With news of former U.S. President Jimmy Carter's failing health and subsequent move into hospice care, we examine one notable aspect of his legacy, The Carter Center. This public charity was founded in 1982 by Jimmy Carter and his wife, former First Lady Rosalynn Carter, and now operates in partnership with Emory University to advance human rights and alleviate unnecessary human suffering.
The Carter Center has consistently proven itself to be a financially efficient organization based on CharityWatch's nearly two decades of analysis of its audited financial statements and tax filings. That said, if you donate to The Carter Center today, it may not use your donation for a very long time. If you are considering making a donation to The Carter Center, CharityWatch provides the following information for your consideration.
CharityWatch's Rating of The Carter Center
CharityWatch's most current rating of The Carter Center is based on our analysis of its consolidated audited financial statements and IRS tax Forms 990 for the fiscal year ended 8/31/2021. CharityWatch assigned The Carter Center a final rating of "F" on our "A+" to "F" rating scale due to the charity having years of available assets in reserve of 9.9 years as of 8/31/2021. This rating was downgraded from a financial efficiency rating of "A." Our analysis concluded that The Carter Center spent 81% of its cash expenses on programs and spent $12 to raise each $100 of cash support in fiscal 2021.
Mission & Programs
The mission of The Carter Center is to advance human rights and alleviate human suffering. The Carter Center describes its largest program in its fiscal 2021 tax filing in the following way:

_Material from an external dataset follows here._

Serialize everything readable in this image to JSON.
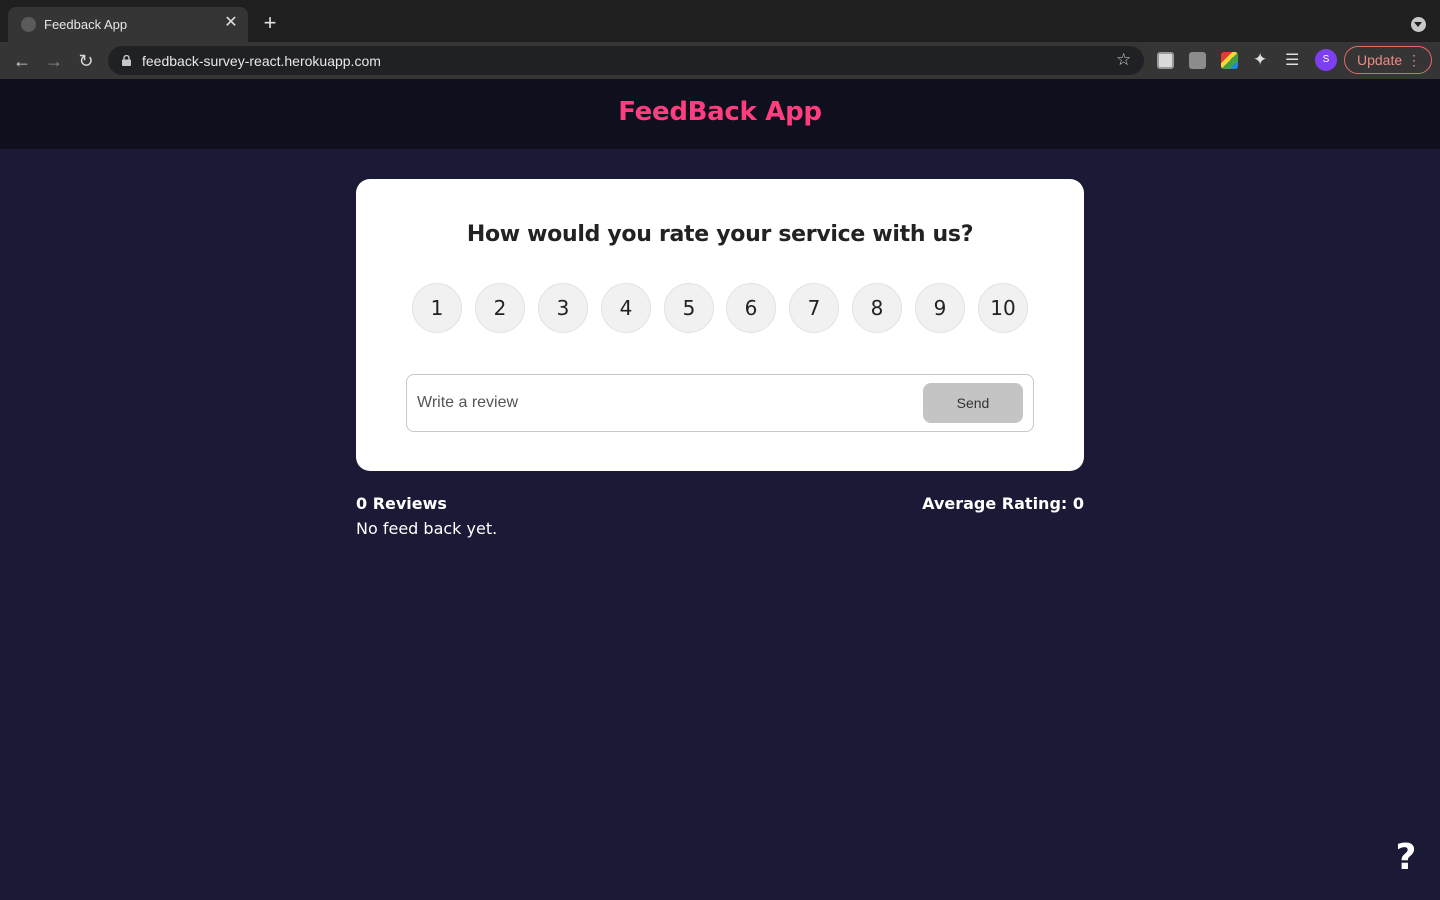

"The Carter Center health programs fight six preventable diseases...guinea worm, river blindness, lymphatic filariasis, schistosomiasis, and malaria - by using health education and simple, low-cost methods, The Center also strives to improve access to mental health care. These efforts have brought to resource-limited countries better disease surveillance and health care delivery systems, many established as part of The Center's historic campaign to eradicate guinea worm disease. Because communities are often burdened by several diseases, The Center is pioneering new public health approaches to efficiently and effectively impact general populations."
Is The Carter Center a Top-Rated Charity?
The Carter Center meets CharityWatch's benchmarks for financial efficiency, governance, and transparency based on our analysis of its fiscal 2021 consolidated audited financial statements and IRS Tax Forms 990 for the two public charities included therein. These include The Carter Center, tax ID#58-1454716; and The Carter Center Collaborative, Tax ID#20-5704991. However, the organization does not qualify as a Top-Rated charity due to its years of available assets of 9.9 years as of the end of that reporting year. Meaning, this charity could continue to operate for 9.9 years at fiscal 2021 cash spending levels without raising another penny of donations or other revenue.
Giving is a fixed pie, remaining steady at about 2% of gross domestic product (GDP) since the mid-twentieth century. Because charitable dollars are limited and society's needs are not, it is vital that charities do not hoard the funds that they raise.
CharityWatch believes it is reasonable for a charity to set aside less than three years' worth its annual budget for financial stability and possible future needs. When a charity's available assets in reserve is greater than or equal to three years' worth its annual budget, CharityWatch downgrades its final letter grade rating. However, we continue to show what a charity's financial efficiency rating was prior to being downgraded for those donors who do not wish to factor a charity's high assets into their giving decisions.
Read our article, Don't Judge a Not-For-Profit by its Profits, for factors to consider when assessing a charity's financial stability. See Our Process page for a detailed explanation of CharityWatch's treatment of high assets.
In-Kind Goods & Services
According to The Carter Center consolidated audit of August 31, 2021 (Note 9, In-Kind Gifts), the Center received in-kind donated goods and services in fiscal 2021 on which it placed a total value of $204,450,299. Of this total, $203,860,578 consisted of donated medication.
[Note: CharityWatch generally excludes the value of in-kind (non-cash) donations of goods and services from its calculations of Program % and Cost to Raise $100. More information on how grades are calculated and the treatment of in-kind donations can be found on the Our Process page.]
According to The Carter Center consolidated audit of August 31, 2021 (Note 14, Related-Party Transactions):
"Emory University provides certain administrative functions to the Center, including, but not limited to, payroll administration, investment management, information technology, and legal services. The Center paid Emory University $638,557 during both the years ended August 31, 2021 and 2020, respectively, for the provision of these services.
"Emory University made unrestricted contributions to the Center of $753,904 and $753,911, respectively, for the years ended August 31, 2021 and 2020. In addition, CCEU [Carter Center of Emory University, a department of EU] made unrestricted contributions to CCI [the Center], primarily related to endowment earnings at CCEU, of $468,592 during each of the years ended August 31, 2021 and 2020, respectively."
Additionally, according to The Carter Center tax filing for the fiscal year ended August 31, 2021, the Center reports for Business Transactions Involving Interested Persons, a transaction involving Rebecca Carter, the "spouse of child of board member," in the amount of $146,672 for employee compensation (IRS Form 990, Schedule L, Parts IV and V).